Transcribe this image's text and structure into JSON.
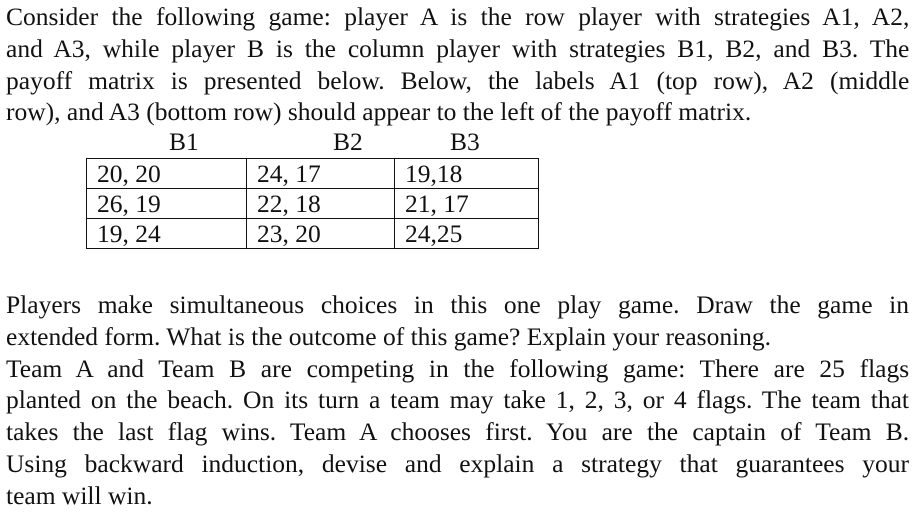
{
  "intro": {
    "lines": [
      "Consider the following game: player A is the row player with strategies A1, A2,",
      "and A3, while player B is the column player with strategies B1, B2, and B3. The",
      "payoff matrix is presented below. Below, the labels A1 (top row), A2 (middle",
      "row), and A3 (bottom row) should appear to the left of the payoff matrix."
    ]
  },
  "payoff_matrix": {
    "column_headers": [
      "B1",
      "B2",
      "B3"
    ],
    "rows": [
      [
        "20, 20",
        "24, 17",
        "19,18"
      ],
      [
        "26, 19",
        "22, 18",
        "21, 17"
      ],
      [
        "19, 24",
        "23, 20",
        "24,25"
      ]
    ]
  },
  "questions": {
    "lines": [
      "Players make simultaneous choices in this one play game. Draw the game in",
      "extended form. What is the outcome of this game? Explain your reasoning.",
      "Team A and Team B are competing in the following game: There are 25 flags",
      "planted on the beach. On its turn a team may take 1, 2, 3, or 4 flags. The team that",
      "takes the last flag wins. Team A chooses first. You are the captain of Team B.",
      "Using backward induction, devise and explain a strategy that guarantees your",
      "team will win."
    ]
  }
}
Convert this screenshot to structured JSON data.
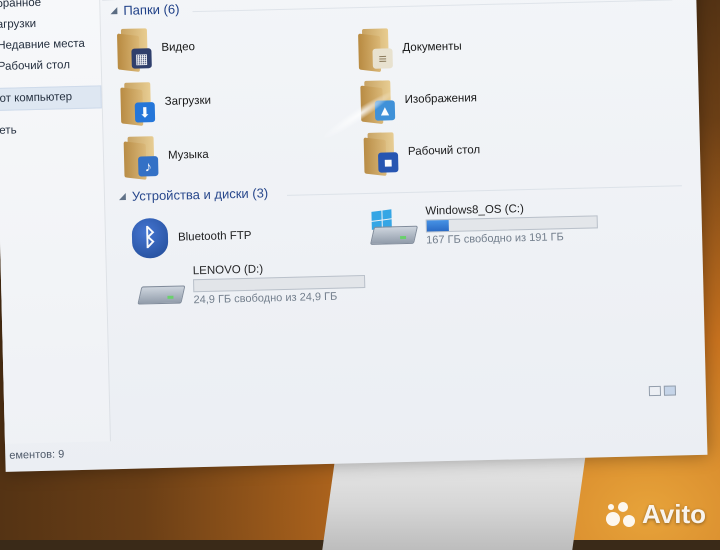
{
  "sidebar": {
    "items": [
      {
        "label": "бранное"
      },
      {
        "label": "агрузки"
      },
      {
        "label": "Недавние места"
      },
      {
        "label": "Рабочий стол"
      },
      {
        "label": "от компьютер"
      },
      {
        "label": "еть"
      }
    ]
  },
  "folders": {
    "header": "Папки (6)",
    "items": [
      {
        "label": "Видео",
        "icon": "video-folder-icon"
      },
      {
        "label": "Документы",
        "icon": "documents-folder-icon"
      },
      {
        "label": "Загрузки",
        "icon": "downloads-folder-icon"
      },
      {
        "label": "Изображения",
        "icon": "pictures-folder-icon"
      },
      {
        "label": "Музыка",
        "icon": "music-folder-icon"
      },
      {
        "label": "Рабочий стол",
        "icon": "desktop-folder-icon"
      }
    ]
  },
  "devices": {
    "header": "Устройства и диски (3)",
    "items": [
      {
        "label": "Bluetooth FTP",
        "icon": "bluetooth-icon"
      },
      {
        "label": "Windows8_OS (C:)",
        "free_text": "167 ГБ свободно из 191 ГБ",
        "used_fraction": 0.13,
        "icon": "system-drive-icon"
      },
      {
        "label": "LENOVO (D:)",
        "free_text": "24,9 ГБ свободно из 24,9 ГБ",
        "used_fraction": 0.0,
        "icon": "drive-icon"
      }
    ]
  },
  "status": {
    "text": "ементов: 9"
  },
  "watermark": {
    "text": "Avito"
  },
  "colors": {
    "accent": "#1e3f87",
    "drive_bar": "#1e63c4",
    "wallpaper": "#e7a33a"
  }
}
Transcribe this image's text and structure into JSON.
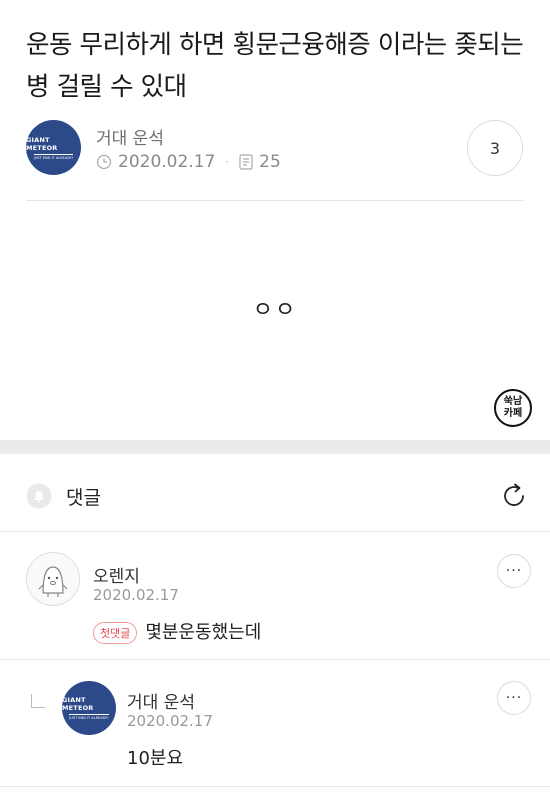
{
  "post": {
    "title": "운동 무리하게 하면 횡문근융해증 이라는 좆되는 병 걸릴 수 있대",
    "author": "거대 운석",
    "date": "2020.02.17",
    "views": "25",
    "comment_count": "3",
    "body": "ㅇㅇ",
    "stamp_line1": "쑥남",
    "stamp_line2": "카페"
  },
  "avatar": {
    "brand": "GIANT METEOR",
    "tagline": "JUST END IT ALREADY!"
  },
  "comments_section": {
    "label": "댓글"
  },
  "comments": [
    {
      "author": "오렌지",
      "date": "2020.02.17",
      "badge": "첫댓글",
      "text": "몇분운동했는데"
    },
    {
      "author": "거대 운석",
      "date": "2020.02.17",
      "text": "10분요"
    }
  ],
  "more_label": "···",
  "colors": {
    "avatar_bg": "#2c4a8a",
    "badge_red": "#e5484d",
    "divider": "#ebebeb"
  }
}
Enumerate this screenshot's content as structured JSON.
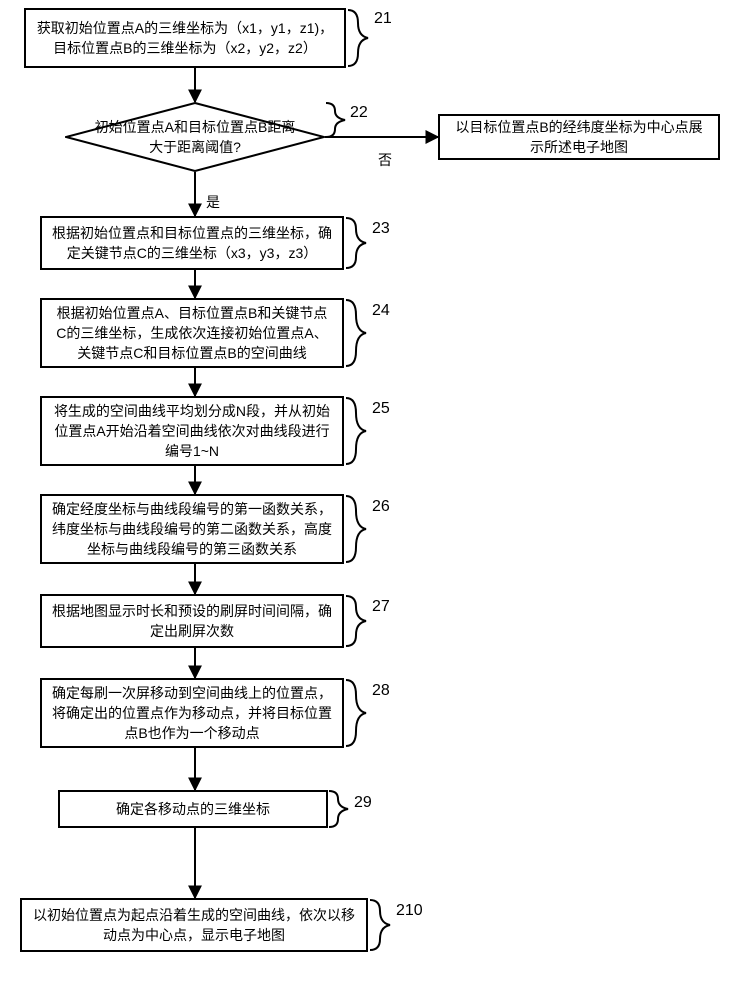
{
  "steps": {
    "s21": {
      "num": "21",
      "text": "获取初始位置点A的三维坐标为（x1，y1，z1)，目标位置点B的三维坐标为（x2，y2，z2）"
    },
    "s22": {
      "num": "22",
      "text": "初始位置点A和目标位置点B距离大于距离阈值?"
    },
    "s22_no_result": {
      "text": "以目标位置点B的经纬度坐标为中心点展示所述电子地图"
    },
    "s23": {
      "num": "23",
      "text": "根据初始位置点和目标位置点的三维坐标，确定关键节点C的三维坐标（x3，y3，z3）"
    },
    "s24": {
      "num": "24",
      "text": "根据初始位置点A、目标位置点B和关键节点C的三维坐标，生成依次连接初始位置点A、关键节点C和目标位置点B的空间曲线"
    },
    "s25": {
      "num": "25",
      "text": "将生成的空间曲线平均划分成N段，并从初始位置点A开始沿着空间曲线依次对曲线段进行编号1~N"
    },
    "s26": {
      "num": "26",
      "text": "确定经度坐标与曲线段编号的第一函数关系，纬度坐标与曲线段编号的第二函数关系，高度坐标与曲线段编号的第三函数关系"
    },
    "s27": {
      "num": "27",
      "text": "根据地图显示时长和预设的刷屏时间间隔，确定出刷屏次数"
    },
    "s28": {
      "num": "28",
      "text": "确定每刷一次屏移动到空间曲线上的位置点，将确定出的位置点作为移动点，并将目标位置点B也作为一个移动点"
    },
    "s29": {
      "num": "29",
      "text": "确定各移动点的三维坐标"
    },
    "s210": {
      "num": "210",
      "text": "以初始位置点为起点沿着生成的空间曲线，依次以移动点为中心点，显示电子地图"
    }
  },
  "labels": {
    "yes": "是",
    "no": "否"
  }
}
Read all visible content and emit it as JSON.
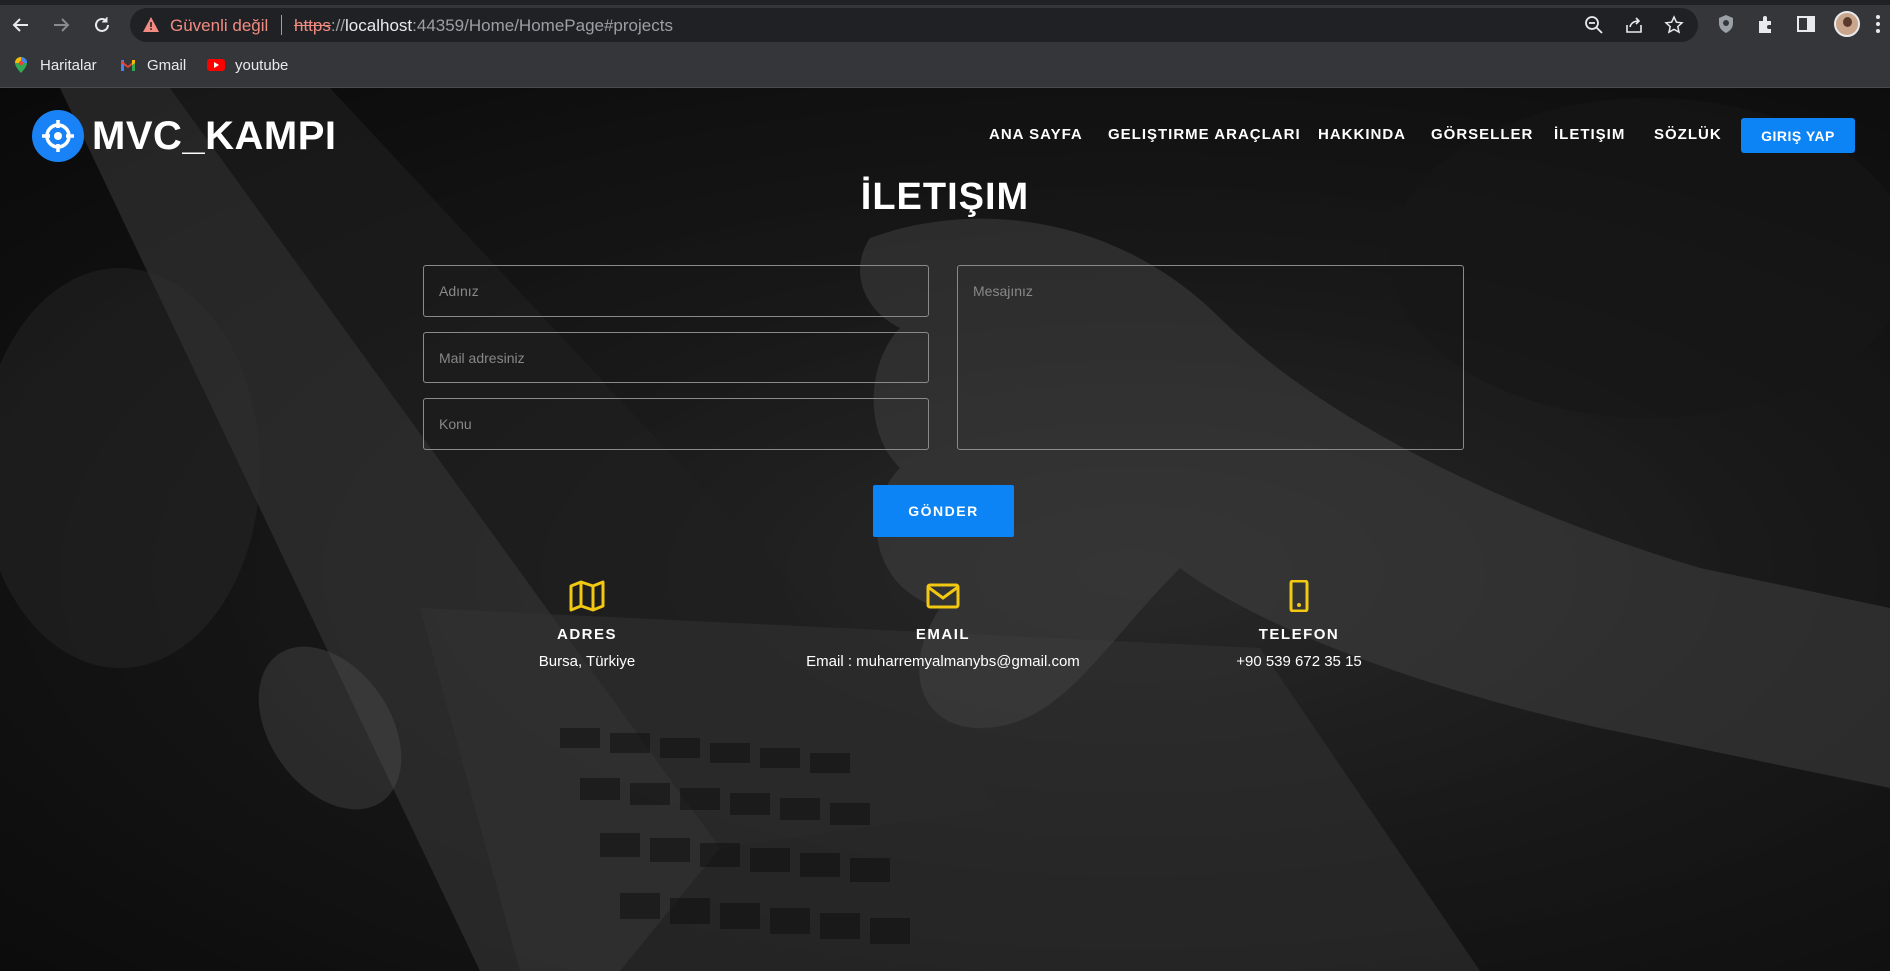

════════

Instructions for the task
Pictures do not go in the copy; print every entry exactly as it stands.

Written solution
Transcribe this image's text and structure into JSON.
{
  "intro": {
    "lines": [
      "Consider the following game: player A is the row player with strategies A1, A2,",
      "and A3, while player B is the column player with strategies B1, B2, and B3. The",
      "payoff matrix is presented below. Below, the labels A1 (top row), A2 (middle",
      "row), and A3 (bottom row) should appear to the left of the payoff matrix."
    ]
  },
  "payoff_matrix": {
    "column_headers": [
      "B1",
      "B2",
      "B3"
    ],
    "rows": [
      [
        "20, 20",
        "24, 17",
        "19,18"
      ],
      [
        "26, 19",
        "22, 18",
        "21, 17"
      ],
      [
        "19, 24",
        "23, 20",
        "24,25"
      ]
    ]
  },
  "questions": {
    "lines": [
      "Players make simultaneous choices in this one play game. Draw the game in",
      "extended form. What is the outcome of this game? Explain your reasoning.",
      "Team A and Team B are competing in the following game: There are 25 flags",
      "planted on the beach. On its turn a team may take 1, 2, 3, or 4 flags. The team that",
      "takes the last flag wins. Team A chooses first. You are the captain of Team B.",
      "Using backward induction, devise and explain a strategy that guarantees your",
      "team will win."
    ]
  }
}
Convert this screenshot to structured JSON data.
{
  "sidebar": {
    "items": [
      {
        "label": "бранное"
      },
      {
        "label": "агрузки"
      },
      {
        "label": "Недавние места"
      },
      {
        "label": "Рабочий стол"
      },
      {
        "label": "от компьютер"
      },
      {
        "label": "еть"
      }
    ]
  },
  "folders": {
    "header": "Папки (6)",
    "items": [
      {
        "label": "Видео",
        "icon": "video-folder-icon"
      },
      {
        "label": "Документы",
        "icon": "documents-folder-icon"
      },
      {
        "label": "Загрузки",
        "icon": "downloads-folder-icon"
      },
      {
        "label": "Изображения",
        "icon": "pictures-folder-icon"
      },
      {
        "label": "Музыка",
        "icon": "music-folder-icon"
      },
      {
        "label": "Рабочий стол",
        "icon": "desktop-folder-icon"
      }
    ]
  },
  "devices": {
    "header": "Устройства и диски (3)",
    "items": [
      {
        "label": "Bluetooth FTP",
        "icon": "bluetooth-icon"
      },
      {
        "label": "Windows8_OS (C:)",
        "free_text": "167 ГБ свободно из 191 ГБ",
        "used_fraction": 0.13,
        "icon": "system-drive-icon"
      },
      {
        "label": "LENOVO (D:)",
        "free_text": "24,9 ГБ свободно из 24,9 ГБ",
        "used_fraction": 0.0,
        "icon": "drive-icon"
      }
    ]
  },
  "status": {
    "text": "ементов: 9"
  },
  "watermark": {
    "text": "Avito"
  },
  "colors": {
    "accent": "#1e3f87",
    "drive_bar": "#1e63c4",
    "wallpaper": "#e7a33a"
  }
}
Transcribe this image's text and structure into JSON.
{
  "post": {
    "title": "운동 무리하게 하면 횡문근융해증 이라는 좆되는 병 걸릴 수 있대",
    "author": "거대 운석",
    "date": "2020.02.17",
    "views": "25",
    "comment_count": "3",
    "body": "ㅇㅇ",
    "stamp_line1": "쑥남",
    "stamp_line2": "카페"
  },
  "avatar": {
    "brand": "GIANT METEOR",
    "tagline": "JUST END IT ALREADY!"
  },
  "comments_section": {
    "label": "댓글"
  },
  "comments": [
    {
      "author": "오렌지",
      "date": "2020.02.17",
      "badge": "첫댓글",
      "text": "몇분운동했는데"
    },
    {
      "author": "거대 운석",
      "date": "2020.02.17",
      "text": "10분요"
    }
  ],
  "more_label": "···",
  "colors": {
    "avatar_bg": "#2c4a8a",
    "badge_red": "#e5484d",
    "divider": "#ebebeb"
  }
}
Enumerate this screenshot's content as structured JSON.
{
  "steps": {
    "s21": {
      "num": "21",
      "text": "获取初始位置点A的三维坐标为（x1，y1，z1)，目标位置点B的三维坐标为（x2，y2，z2）"
    },
    "s22": {
      "num": "22",
      "text": "初始位置点A和目标位置点B距离大于距离阈值?"
    },
    "s22_no_result": {
      "text": "以目标位置点B的经纬度坐标为中心点展示所述电子地图"
    },
    "s23": {
      "num": "23",
      "text": "根据初始位置点和目标位置点的三维坐标，确定关键节点C的三维坐标（x3，y3，z3）"
    },
    "s24": {
      "num": "24",
      "text": "根据初始位置点A、目标位置点B和关键节点C的三维坐标，生成依次连接初始位置点A、关键节点C和目标位置点B的空间曲线"
    },
    "s25": {
      "num": "25",
      "text": "将生成的空间曲线平均划分成N段，并从初始位置点A开始沿着空间曲线依次对曲线段进行编号1~N"
    },
    "s26": {
      "num": "26",
      "text": "确定经度坐标与曲线段编号的第一函数关系，纬度坐标与曲线段编号的第二函数关系，高度坐标与曲线段编号的第三函数关系"
    },
    "s27": {
      "num": "27",
      "text": "根据地图显示时长和预设的刷屏时间间隔，确定出刷屏次数"
    },
    "s28": {
      "num": "28",
      "text": "确定每刷一次屏移动到空间曲线上的位置点，将确定出的位置点作为移动点，并将目标位置点B也作为一个移动点"
    },
    "s29": {
      "num": "29",
      "text": "确定各移动点的三维坐标"
    },
    "s210": {
      "num": "210",
      "text": "以初始位置点为起点沿着生成的空间曲线，依次以移动点为中心点，显示电子地图"
    }
  },
  "labels": {
    "yes": "是",
    "no": "否"
  }
}
Read all visible content and emit it as JSON.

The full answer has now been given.